| WORK TO COMPLETE |
Only the lines holding the string "emit" are needed; copy each of them from the data.

Excerpts from a dataset
++++
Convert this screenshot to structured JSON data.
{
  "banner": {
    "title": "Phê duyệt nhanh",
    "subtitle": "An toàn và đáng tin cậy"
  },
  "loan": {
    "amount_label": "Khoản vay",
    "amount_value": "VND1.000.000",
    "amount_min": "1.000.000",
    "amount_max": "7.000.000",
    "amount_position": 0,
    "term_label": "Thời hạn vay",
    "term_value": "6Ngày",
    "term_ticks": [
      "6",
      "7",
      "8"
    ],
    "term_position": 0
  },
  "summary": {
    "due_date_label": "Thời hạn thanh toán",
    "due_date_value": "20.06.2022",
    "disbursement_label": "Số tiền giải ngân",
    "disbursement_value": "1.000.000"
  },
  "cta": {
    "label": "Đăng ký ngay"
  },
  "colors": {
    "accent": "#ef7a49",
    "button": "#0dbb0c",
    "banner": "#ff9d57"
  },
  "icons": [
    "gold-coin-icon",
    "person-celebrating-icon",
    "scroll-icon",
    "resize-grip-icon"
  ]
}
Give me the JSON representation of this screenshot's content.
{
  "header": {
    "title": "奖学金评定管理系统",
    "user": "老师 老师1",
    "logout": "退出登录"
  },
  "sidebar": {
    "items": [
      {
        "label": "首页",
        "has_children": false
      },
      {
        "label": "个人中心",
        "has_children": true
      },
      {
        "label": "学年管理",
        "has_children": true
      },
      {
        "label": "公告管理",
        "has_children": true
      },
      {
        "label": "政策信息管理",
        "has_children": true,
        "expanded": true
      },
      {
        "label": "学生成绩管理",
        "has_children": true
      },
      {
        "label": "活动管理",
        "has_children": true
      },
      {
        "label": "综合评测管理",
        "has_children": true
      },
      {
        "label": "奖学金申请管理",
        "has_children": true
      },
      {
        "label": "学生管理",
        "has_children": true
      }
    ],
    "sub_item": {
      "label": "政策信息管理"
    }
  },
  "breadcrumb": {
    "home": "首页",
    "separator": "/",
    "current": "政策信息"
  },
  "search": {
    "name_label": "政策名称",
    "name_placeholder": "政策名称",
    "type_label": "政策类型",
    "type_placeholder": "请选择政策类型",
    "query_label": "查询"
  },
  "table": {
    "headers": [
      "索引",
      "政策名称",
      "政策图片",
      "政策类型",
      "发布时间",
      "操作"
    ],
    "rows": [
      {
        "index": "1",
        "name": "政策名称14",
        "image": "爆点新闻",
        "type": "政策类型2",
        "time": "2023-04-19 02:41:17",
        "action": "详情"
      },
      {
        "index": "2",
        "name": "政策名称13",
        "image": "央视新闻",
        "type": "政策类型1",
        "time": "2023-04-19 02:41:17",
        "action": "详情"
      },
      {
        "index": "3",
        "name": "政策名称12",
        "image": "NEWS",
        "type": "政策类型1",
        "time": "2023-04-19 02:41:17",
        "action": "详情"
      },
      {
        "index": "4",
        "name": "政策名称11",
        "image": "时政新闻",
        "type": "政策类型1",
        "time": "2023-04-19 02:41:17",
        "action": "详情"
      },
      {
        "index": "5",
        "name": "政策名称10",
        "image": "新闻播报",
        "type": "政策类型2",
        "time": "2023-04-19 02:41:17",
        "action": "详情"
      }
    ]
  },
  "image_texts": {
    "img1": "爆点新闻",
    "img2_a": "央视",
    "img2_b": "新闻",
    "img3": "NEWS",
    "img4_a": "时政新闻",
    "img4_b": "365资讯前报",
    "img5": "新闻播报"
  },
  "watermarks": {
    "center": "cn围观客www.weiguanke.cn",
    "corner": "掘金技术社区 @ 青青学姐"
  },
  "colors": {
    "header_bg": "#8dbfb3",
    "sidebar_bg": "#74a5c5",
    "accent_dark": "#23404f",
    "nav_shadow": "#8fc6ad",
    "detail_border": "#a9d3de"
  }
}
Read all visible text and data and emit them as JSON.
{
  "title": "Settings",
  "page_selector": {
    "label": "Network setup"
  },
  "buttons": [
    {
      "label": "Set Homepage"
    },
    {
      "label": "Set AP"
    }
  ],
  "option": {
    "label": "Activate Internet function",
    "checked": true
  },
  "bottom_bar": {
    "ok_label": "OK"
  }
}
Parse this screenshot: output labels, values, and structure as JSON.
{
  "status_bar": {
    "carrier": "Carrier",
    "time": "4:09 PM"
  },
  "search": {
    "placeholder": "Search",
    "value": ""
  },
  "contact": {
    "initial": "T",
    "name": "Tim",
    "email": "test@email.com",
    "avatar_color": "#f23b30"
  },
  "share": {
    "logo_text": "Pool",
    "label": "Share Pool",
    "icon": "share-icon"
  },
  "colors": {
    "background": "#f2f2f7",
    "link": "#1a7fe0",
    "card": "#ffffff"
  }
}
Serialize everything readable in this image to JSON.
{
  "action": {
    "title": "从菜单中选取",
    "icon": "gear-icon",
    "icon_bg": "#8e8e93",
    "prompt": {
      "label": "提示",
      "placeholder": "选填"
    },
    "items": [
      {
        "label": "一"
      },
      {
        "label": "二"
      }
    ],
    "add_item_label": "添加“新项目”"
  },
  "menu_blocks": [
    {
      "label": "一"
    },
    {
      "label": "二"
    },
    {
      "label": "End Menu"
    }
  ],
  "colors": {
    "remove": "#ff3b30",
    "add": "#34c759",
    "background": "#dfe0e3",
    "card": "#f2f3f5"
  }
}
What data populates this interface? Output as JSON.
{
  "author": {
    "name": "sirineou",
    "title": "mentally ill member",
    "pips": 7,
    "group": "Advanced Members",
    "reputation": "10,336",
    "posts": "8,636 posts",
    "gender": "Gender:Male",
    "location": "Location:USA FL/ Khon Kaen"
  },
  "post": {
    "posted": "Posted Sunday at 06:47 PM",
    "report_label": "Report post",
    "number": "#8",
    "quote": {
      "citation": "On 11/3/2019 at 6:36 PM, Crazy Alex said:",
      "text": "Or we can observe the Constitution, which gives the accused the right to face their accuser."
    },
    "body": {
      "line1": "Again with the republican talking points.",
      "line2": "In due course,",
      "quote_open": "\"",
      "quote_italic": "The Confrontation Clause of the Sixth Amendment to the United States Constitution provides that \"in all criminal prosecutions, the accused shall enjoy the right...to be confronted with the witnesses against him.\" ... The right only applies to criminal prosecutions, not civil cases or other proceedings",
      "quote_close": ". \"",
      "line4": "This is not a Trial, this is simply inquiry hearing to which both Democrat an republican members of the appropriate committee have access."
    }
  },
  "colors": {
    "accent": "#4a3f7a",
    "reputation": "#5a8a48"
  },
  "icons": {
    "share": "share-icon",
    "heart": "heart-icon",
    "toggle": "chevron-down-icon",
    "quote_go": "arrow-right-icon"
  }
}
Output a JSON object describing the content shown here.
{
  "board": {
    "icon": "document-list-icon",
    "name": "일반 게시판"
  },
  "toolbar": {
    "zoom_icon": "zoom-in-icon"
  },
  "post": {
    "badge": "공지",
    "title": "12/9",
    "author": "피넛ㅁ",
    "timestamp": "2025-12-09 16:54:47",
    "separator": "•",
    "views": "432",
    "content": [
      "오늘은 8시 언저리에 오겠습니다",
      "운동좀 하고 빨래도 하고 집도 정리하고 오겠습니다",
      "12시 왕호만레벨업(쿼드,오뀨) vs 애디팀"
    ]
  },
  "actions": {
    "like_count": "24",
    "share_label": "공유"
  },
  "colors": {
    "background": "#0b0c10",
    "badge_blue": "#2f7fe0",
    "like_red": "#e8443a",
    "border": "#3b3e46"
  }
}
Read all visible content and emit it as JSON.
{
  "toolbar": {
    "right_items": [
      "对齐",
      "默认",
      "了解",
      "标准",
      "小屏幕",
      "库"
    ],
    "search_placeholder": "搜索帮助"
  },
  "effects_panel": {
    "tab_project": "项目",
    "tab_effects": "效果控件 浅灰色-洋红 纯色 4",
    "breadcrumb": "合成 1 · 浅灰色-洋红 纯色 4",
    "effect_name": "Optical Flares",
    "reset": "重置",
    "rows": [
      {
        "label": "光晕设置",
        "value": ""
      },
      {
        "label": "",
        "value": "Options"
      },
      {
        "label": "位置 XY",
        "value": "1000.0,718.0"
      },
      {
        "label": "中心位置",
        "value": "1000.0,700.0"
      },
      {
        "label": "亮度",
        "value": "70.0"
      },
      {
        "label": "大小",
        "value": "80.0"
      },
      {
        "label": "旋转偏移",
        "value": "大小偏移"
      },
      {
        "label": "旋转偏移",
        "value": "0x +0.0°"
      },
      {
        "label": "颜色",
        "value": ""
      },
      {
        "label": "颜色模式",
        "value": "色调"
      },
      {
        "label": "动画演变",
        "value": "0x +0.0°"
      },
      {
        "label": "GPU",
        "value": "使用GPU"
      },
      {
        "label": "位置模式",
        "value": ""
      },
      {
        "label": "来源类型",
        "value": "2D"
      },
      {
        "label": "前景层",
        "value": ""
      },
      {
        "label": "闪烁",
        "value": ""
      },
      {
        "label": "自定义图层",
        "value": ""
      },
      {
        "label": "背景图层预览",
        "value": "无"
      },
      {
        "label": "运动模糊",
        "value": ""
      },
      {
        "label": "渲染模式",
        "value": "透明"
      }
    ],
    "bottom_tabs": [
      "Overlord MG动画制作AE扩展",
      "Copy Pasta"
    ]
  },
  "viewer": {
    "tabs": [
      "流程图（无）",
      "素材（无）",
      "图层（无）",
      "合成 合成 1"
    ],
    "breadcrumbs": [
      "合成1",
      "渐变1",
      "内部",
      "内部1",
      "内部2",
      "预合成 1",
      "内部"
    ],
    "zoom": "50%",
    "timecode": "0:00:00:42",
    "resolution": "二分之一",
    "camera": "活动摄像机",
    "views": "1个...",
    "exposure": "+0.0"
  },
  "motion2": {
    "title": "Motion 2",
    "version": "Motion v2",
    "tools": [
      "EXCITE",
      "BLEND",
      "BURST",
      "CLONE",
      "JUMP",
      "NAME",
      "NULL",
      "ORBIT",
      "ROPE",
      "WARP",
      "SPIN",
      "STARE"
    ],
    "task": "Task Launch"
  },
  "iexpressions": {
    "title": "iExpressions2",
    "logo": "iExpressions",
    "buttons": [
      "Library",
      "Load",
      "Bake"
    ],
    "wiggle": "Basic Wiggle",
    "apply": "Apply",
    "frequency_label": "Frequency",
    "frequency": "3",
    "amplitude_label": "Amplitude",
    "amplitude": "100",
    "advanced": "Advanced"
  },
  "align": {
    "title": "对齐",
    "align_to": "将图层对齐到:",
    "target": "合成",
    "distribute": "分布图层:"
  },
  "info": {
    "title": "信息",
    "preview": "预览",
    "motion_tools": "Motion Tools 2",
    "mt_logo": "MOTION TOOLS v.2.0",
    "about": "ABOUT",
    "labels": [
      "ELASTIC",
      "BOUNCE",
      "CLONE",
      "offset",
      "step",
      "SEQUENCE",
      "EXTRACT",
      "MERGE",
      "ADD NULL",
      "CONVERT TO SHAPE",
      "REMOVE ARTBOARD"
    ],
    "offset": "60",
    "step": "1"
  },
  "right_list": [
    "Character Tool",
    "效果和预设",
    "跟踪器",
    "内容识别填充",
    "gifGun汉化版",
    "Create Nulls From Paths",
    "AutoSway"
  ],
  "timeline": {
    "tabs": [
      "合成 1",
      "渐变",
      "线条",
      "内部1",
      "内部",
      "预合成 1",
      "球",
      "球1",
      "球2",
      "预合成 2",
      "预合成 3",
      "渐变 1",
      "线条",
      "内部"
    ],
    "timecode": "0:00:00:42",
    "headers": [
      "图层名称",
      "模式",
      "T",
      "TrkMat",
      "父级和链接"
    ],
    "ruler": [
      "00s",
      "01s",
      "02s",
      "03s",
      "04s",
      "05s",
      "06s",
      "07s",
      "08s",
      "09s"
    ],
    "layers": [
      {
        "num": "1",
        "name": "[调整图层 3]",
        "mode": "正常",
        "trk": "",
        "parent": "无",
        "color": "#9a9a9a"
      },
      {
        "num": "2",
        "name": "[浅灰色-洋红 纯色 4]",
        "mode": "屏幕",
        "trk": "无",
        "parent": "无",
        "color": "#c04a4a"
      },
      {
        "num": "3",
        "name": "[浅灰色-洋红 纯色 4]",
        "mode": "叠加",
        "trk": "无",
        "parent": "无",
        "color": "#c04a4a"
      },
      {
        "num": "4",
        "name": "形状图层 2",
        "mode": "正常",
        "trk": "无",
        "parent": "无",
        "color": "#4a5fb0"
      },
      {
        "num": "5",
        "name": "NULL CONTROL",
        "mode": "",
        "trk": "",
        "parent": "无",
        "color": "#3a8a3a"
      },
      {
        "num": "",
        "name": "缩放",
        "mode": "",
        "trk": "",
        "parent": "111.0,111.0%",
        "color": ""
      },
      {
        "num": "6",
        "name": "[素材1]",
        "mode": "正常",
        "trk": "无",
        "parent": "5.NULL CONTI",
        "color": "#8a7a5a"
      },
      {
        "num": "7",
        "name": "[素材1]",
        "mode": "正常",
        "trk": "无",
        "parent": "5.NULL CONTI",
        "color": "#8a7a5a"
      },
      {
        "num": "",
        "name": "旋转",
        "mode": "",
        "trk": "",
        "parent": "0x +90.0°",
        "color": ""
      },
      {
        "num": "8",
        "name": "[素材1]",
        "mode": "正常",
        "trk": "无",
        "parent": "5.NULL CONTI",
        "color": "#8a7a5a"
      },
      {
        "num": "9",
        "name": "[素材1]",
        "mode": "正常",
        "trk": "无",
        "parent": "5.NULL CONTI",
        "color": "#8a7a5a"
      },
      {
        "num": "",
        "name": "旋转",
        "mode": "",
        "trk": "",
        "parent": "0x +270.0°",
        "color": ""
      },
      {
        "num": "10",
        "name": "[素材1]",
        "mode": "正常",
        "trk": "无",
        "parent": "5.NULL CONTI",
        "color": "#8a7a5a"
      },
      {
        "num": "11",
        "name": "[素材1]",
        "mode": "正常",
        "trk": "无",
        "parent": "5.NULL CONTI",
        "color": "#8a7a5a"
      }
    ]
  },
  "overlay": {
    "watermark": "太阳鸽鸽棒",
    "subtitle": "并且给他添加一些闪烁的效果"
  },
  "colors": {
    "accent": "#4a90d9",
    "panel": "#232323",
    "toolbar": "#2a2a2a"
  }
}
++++
| ANSWER SECTION |
Read all visible text and data and emit them as JSON.
Read all visible content and emit it as JSON.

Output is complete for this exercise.